Fair Lending Concerns
So we’ve established that it is customary to collect and retain a copy of a driver’s license for CIP purposes. However, for purposes of Regulation B and other fair lending laws, credit unions may want to keep that copy out of the member’s loan application file. For example, Regulation B prohibits financial institutions from considering certain information when evaluating an application and making a credit decision. Indeed, the FinCEN FAQ highlighted above also warned:
Nonetheless, a bank should be mindful that it must not improperly use any document containing a picture of an individual, such as a driver’s license, in connection with any aspect of a credit transaction.
Regulation B and Regulation C require a credit union to collect certain information for monitoring purposes. For instance, Regulation B requires a credit union that receives a credit application to collect certain information, such as ethnicity, sex, and age. See, 12 C.F.R. §1002.13(a). Similarly, Regulation C requires a credit union to collect certain data in relation to applications for home purchase loans, home improvement loans, and refinancings. This information includes information about the ethnicity, race, and sex of the applicant or borrower. See, 12 C.F.R. §1003.4(a)(10). When collecting this information, a credit union may list questions regarding the ethnicity, race, and sex of the applicant on the loan application form, or on a separate form that refers to the application. See, Appendix B to 12 C.F.R. Part 1003.
Although neither rule explicitly instructs credit unions to refrain from maintaining a copy of a driver’s license from a loan file, doing so may increase your fair lending risks, and may lead to examiner scrutiny.

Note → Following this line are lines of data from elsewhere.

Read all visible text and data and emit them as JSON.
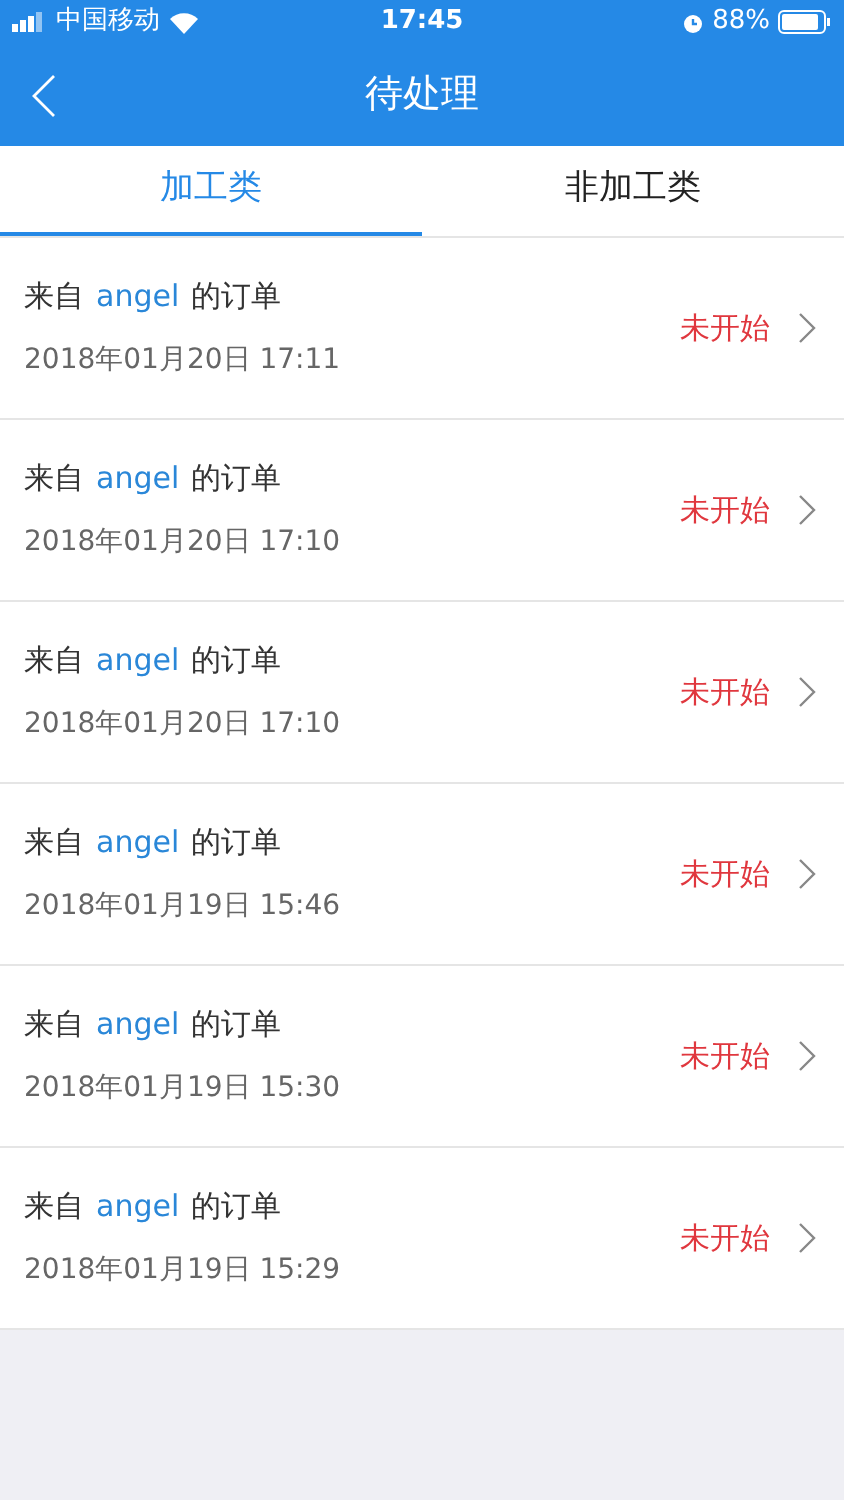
{
  "status_bar": {
    "carrier": "中国移动",
    "time": "17:45",
    "battery": "88%"
  },
  "nav": {
    "title": "待处理"
  },
  "tabs": [
    {
      "label": "加工类",
      "selected": true
    },
    {
      "label": "非加工类",
      "selected": false
    }
  ],
  "orders": [
    {
      "prefix": "来自",
      "sender": "angel",
      "suffix": "的订单",
      "date": "2018年01月20日 17:11",
      "status": "未开始"
    },
    {
      "prefix": "来自",
      "sender": "angel",
      "suffix": "的订单",
      "date": "2018年01月20日 17:10",
      "status": "未开始"
    },
    {
      "prefix": "来自",
      "sender": "angel",
      "suffix": "的订单",
      "date": "2018年01月20日 17:10",
      "status": "未开始"
    },
    {
      "prefix": "来自",
      "sender": "angel",
      "suffix": "的订单",
      "date": "2018年01月19日 15:46",
      "status": "未开始"
    },
    {
      "prefix": "来自",
      "sender": "angel",
      "suffix": "的订单",
      "date": "2018年01月19日 15:30",
      "status": "未开始"
    },
    {
      "prefix": "来自",
      "sender": "angel",
      "suffix": "的订单",
      "date": "2018年01月19日 15:29",
      "status": "未开始"
    }
  ]
}
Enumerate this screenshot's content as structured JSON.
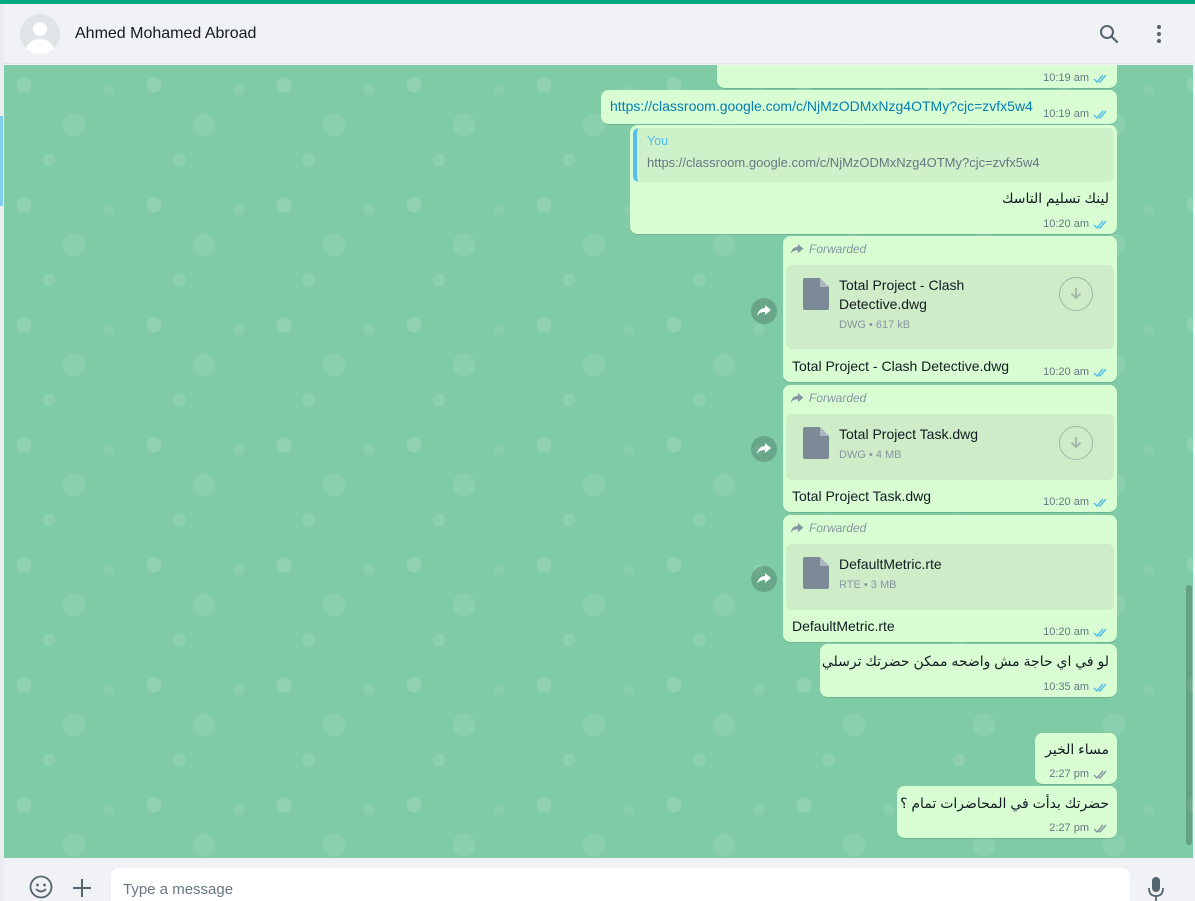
{
  "header": {
    "contact_name": "Ahmed Mohamed Abroad",
    "icons": [
      "default-avatar-icon",
      "search-icon",
      "menu-icon"
    ]
  },
  "messages": [
    {
      "type": "partial",
      "time": "10:19 am",
      "status": "read"
    },
    {
      "type": "link",
      "text": "https://classroom.google.com/c/NjMzODMxNzg4OTMy?cjc=zvfx5w4",
      "time": "10:19 am",
      "status": "read"
    },
    {
      "type": "reply",
      "quote_author": "You",
      "quote_text": "https://classroom.google.com/c/NjMzODMxNzg4OTMy?cjc=zvfx5w4",
      "text": "لينك تسليم التاسك",
      "time": "10:20 am",
      "status": "read"
    },
    {
      "type": "document",
      "forwarded_label": "Forwarded",
      "file_name": "Total Project - Clash Detective.dwg",
      "file_type": "DWG",
      "file_size": "617 kB",
      "file_info": "DWG • 617 kB",
      "caption": "Total Project - Clash Detective.dwg",
      "time": "10:20 am",
      "status": "read"
    },
    {
      "type": "document",
      "forwarded_label": "Forwarded",
      "file_name": "Total Project Task.dwg",
      "file_type": "DWG",
      "file_size": "4 MB",
      "file_info": "DWG • 4 MB",
      "caption": "Total Project Task.dwg",
      "time": "10:20 am",
      "status": "read"
    },
    {
      "type": "document",
      "forwarded_label": "Forwarded",
      "file_name": "DefaultMetric.rte",
      "file_type": "RTE",
      "file_size": "3 MB",
      "file_info": "RTE • 3 MB",
      "caption": "DefaultMetric.rte",
      "time": "10:20 am",
      "status": "read"
    },
    {
      "type": "text",
      "text": "لو في اي حاجة مش واضحه ممكن حضرتك ترسلي",
      "time": "10:35 am",
      "status": "read"
    },
    {
      "type": "text",
      "text": "مساء الخير",
      "time": "2:27 pm",
      "status": "delivered"
    },
    {
      "type": "text",
      "text": "حضرتك بدأت في المحاضرات تمام ؟",
      "time": "2:27 pm",
      "status": "delivered"
    }
  ],
  "composer": {
    "placeholder": "Type a message",
    "icons": [
      "emoji-icon",
      "attach-plus-icon",
      "microphone-icon"
    ]
  },
  "colors": {
    "accent": "#00a884",
    "outgoing_bubble": "#d9fdd3",
    "chat_background": "#7fcba6",
    "read_tick": "#53bdeb",
    "link": "#027eb5"
  }
}
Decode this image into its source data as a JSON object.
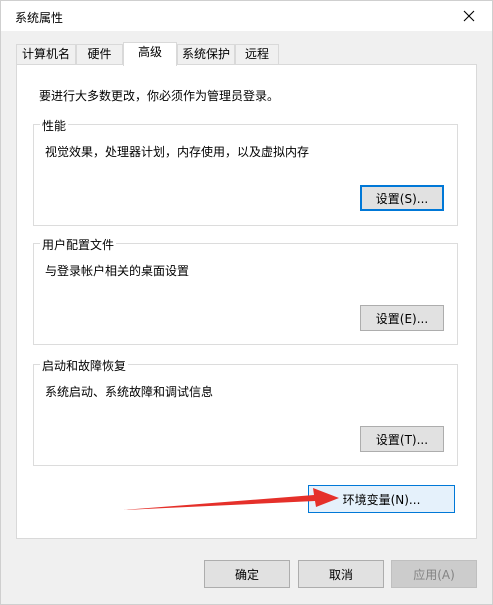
{
  "window": {
    "title": "系统属性"
  },
  "tabs": [
    {
      "label": "计算机名"
    },
    {
      "label": "硬件"
    },
    {
      "label": "高级"
    },
    {
      "label": "系统保护"
    },
    {
      "label": "远程"
    }
  ],
  "advanced": {
    "notice": "要进行大多数更改，你必须作为管理员登录。",
    "performance": {
      "title": "性能",
      "description": "视觉效果，处理器计划，内存使用，以及虚拟内存",
      "button": "设置(S)..."
    },
    "user_profiles": {
      "title": "用户配置文件",
      "description": "与登录帐户相关的桌面设置",
      "button": "设置(E)..."
    },
    "startup_recovery": {
      "title": "启动和故障恢复",
      "description": "系统启动、系统故障和调试信息",
      "button": "设置(T)..."
    },
    "env_button": "环境变量(N)..."
  },
  "footer": {
    "ok": "确定",
    "cancel": "取消",
    "apply": "应用(A)"
  },
  "colors": {
    "accent": "#0078d7",
    "arrow": "#e5302a",
    "window_bg": "#f0f0f0"
  }
}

As always, if you have any questions about this blog or any other compliance issue, please feel free to reach out to NAFCU’s Regulatory Compliance Team. We’re here for you!